Ok, religious mockery aside, being bound to another even after death is just silly instead of romantic in my mind. I’ll save my analysis of reincarnation and rebirth for another day, but I think it’s safe to say that you should just give it a rest after having died even just once. Try going after someone else instead; having a little variety can’t hurt. Love may be a very strong feeling, but when you’re dead, you’re dead. There’s no need to keep holding on to a past that may as well not be yours. By now, little bits and pieces of my view on reincarnation are probably seeping into this discourse, so I’ll try to make this as brief as possible. Love can be a positive thing (at least, I sure hope so), but as with most other “good” things, it can be bad for you in excessive amounts.
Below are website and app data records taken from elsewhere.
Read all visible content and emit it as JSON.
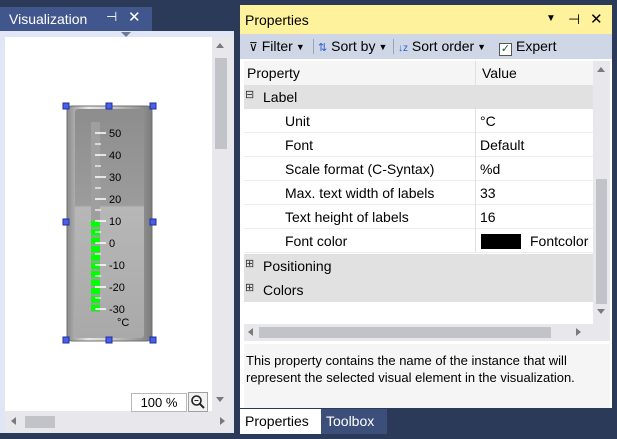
{
  "visualization": {
    "title": "Visualization",
    "zoom": "100 %",
    "thermometer": {
      "scale_labels": [
        "50",
        "40",
        "30",
        "20",
        "10",
        "0",
        "-10",
        "-20",
        "-30"
      ],
      "unit": "°C",
      "min": -30,
      "max": 50,
      "value": 10,
      "fill_color": "#00ff00"
    }
  },
  "properties": {
    "title": "Properties",
    "toolbar": {
      "filter": "Filter",
      "sort_by": "Sort by",
      "sort_order": "Sort order",
      "expert": "Expert",
      "expert_checked": true
    },
    "grid": {
      "col_property": "Property",
      "col_value": "Value",
      "category_label": "Label",
      "rows": [
        {
          "name": "Unit",
          "value": "°C"
        },
        {
          "name": "Font",
          "value": "Default"
        },
        {
          "name": "Scale format (C-Syntax)",
          "value": "%d"
        },
        {
          "name": "Max. text width of labels",
          "value": "33"
        },
        {
          "name": "Text height of labels",
          "value": "16"
        },
        {
          "name": "Font color",
          "value": "Fontcolor",
          "swatch": "#000000"
        }
      ],
      "category_positioning": "Positioning",
      "category_colors": "Colors"
    },
    "description": "This property contains the name of the instance that will represent the selected visual element in the visualization.",
    "tabs": [
      "Properties",
      "Toolbox"
    ]
  }
}
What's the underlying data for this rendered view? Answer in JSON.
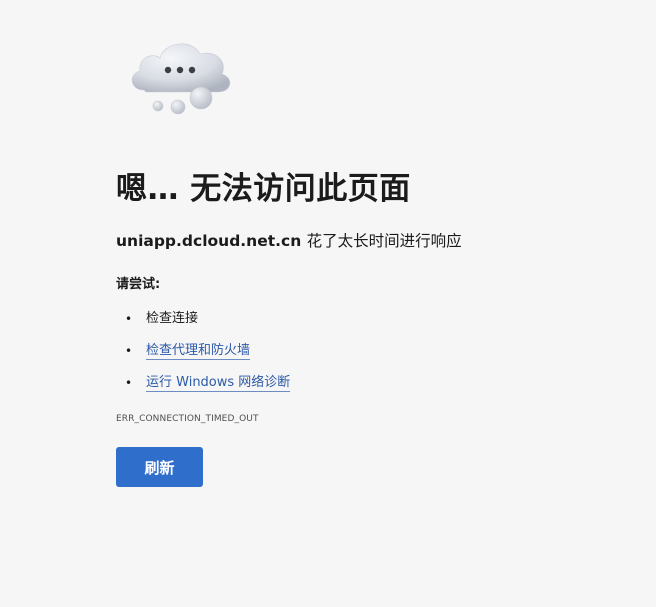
{
  "icon": {
    "name": "cloud-thinking-icon",
    "colors": {
      "cloud_light": "#eef0f4",
      "cloud_dark": "#b7bcc6",
      "dots": "#3b3f46"
    }
  },
  "error": {
    "title": "嗯… 无法访问此页面",
    "host": "uniapp.dcloud.net.cn",
    "message": "花了太长时间进行响应",
    "try_label": "请尝试:",
    "suggestions": [
      {
        "text": "检查连接",
        "link": false
      },
      {
        "text": "检查代理和防火墙",
        "link": true
      },
      {
        "text": "运行 Windows 网络诊断",
        "link": true
      }
    ],
    "code": "ERR_CONNECTION_TIMED_OUT"
  },
  "actions": {
    "refresh_label": "刷新",
    "accent": "#2f6fcb",
    "link_color": "#2b5aa8"
  }
}
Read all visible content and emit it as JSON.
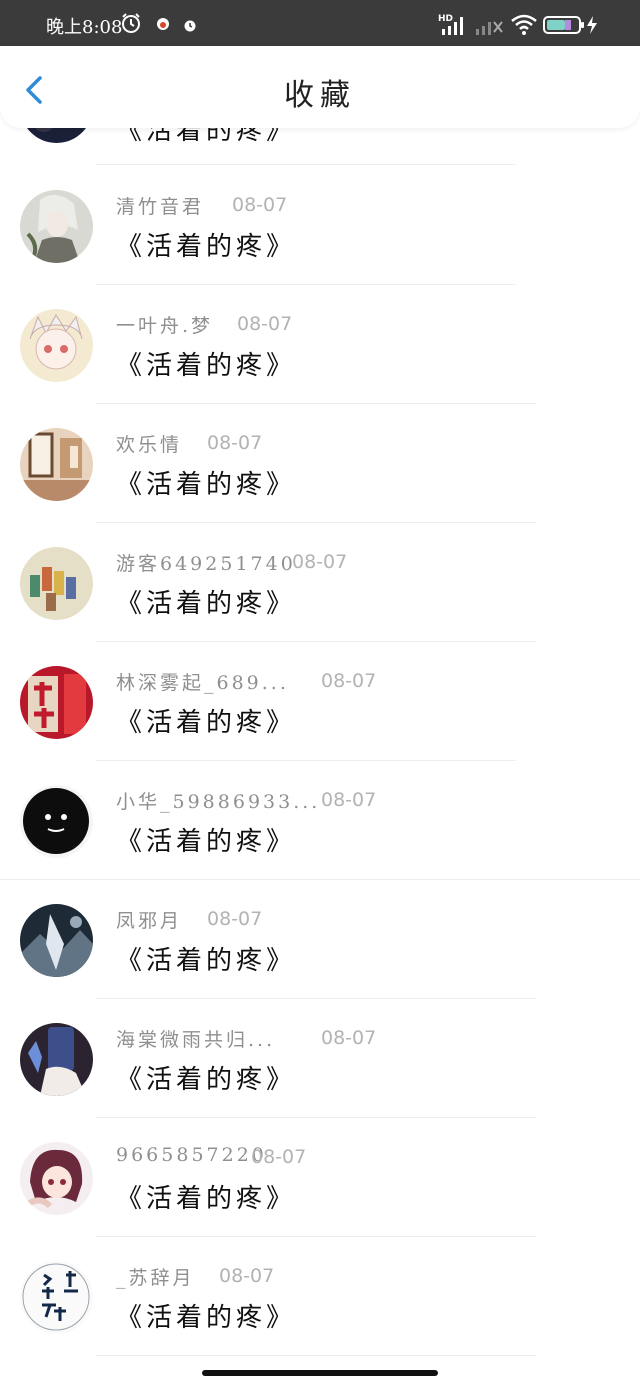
{
  "status_bar": {
    "time": "晚上8:08",
    "network": "HD"
  },
  "header": {
    "title": "收藏"
  },
  "colors": {
    "accent": "#2f8bd8",
    "status_bar_bg": "#3b3b3b",
    "username": "#8f8f8f",
    "date": "#b3b3b3"
  },
  "items": [
    {
      "user": "",
      "date": "",
      "title": "《活着的疼》"
    },
    {
      "user": "清竹音君",
      "date": "08-07",
      "title": "《活着的疼》"
    },
    {
      "user": "一叶舟.梦",
      "date": "08-07",
      "title": "《活着的疼》"
    },
    {
      "user": "欢乐情",
      "date": "08-07",
      "title": "《活着的疼》"
    },
    {
      "user": "游客649251740",
      "date": "08-07",
      "title": "《活着的疼》"
    },
    {
      "user": "林深雾起_689...",
      "date": "08-07",
      "title": "《活着的疼》"
    },
    {
      "user": "小华_59886933...",
      "date": "08-07",
      "title": "《活着的疼》"
    },
    {
      "user": "凤邪月",
      "date": "08-07",
      "title": "《活着的疼》"
    },
    {
      "user": "海棠微雨共归...",
      "date": "08-07",
      "title": "《活着的疼》"
    },
    {
      "user": "9665857220",
      "date": "08-07",
      "title": "《活着的疼》"
    },
    {
      "user": "_苏辞月",
      "date": "08-07",
      "title": "《活着的疼》"
    }
  ]
}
Yanderes are a stereotypical example of this, but I would strive to argue that “timeless love” is yet another example of how too much love can be a bad thing. Just look at Aquarion; so many others get screwed over because of Apollonius and Celiane. And it only gets worse when a pet dog decides to join the fray. I say, just keep your love to one lifetime please. If you didn’t exactly get what you wanted, then just suck it up and move on. There is absolutely no need to remain lovesick or butthurt for 24000, let alone 12000, years. In a way, I guess this means I support Amata’s “I love Mikono for who she is” view, but I digress. All I ask is for people to realize when enough is enough. Go do something else instead of clinging to former lovers, like digging a hole for example.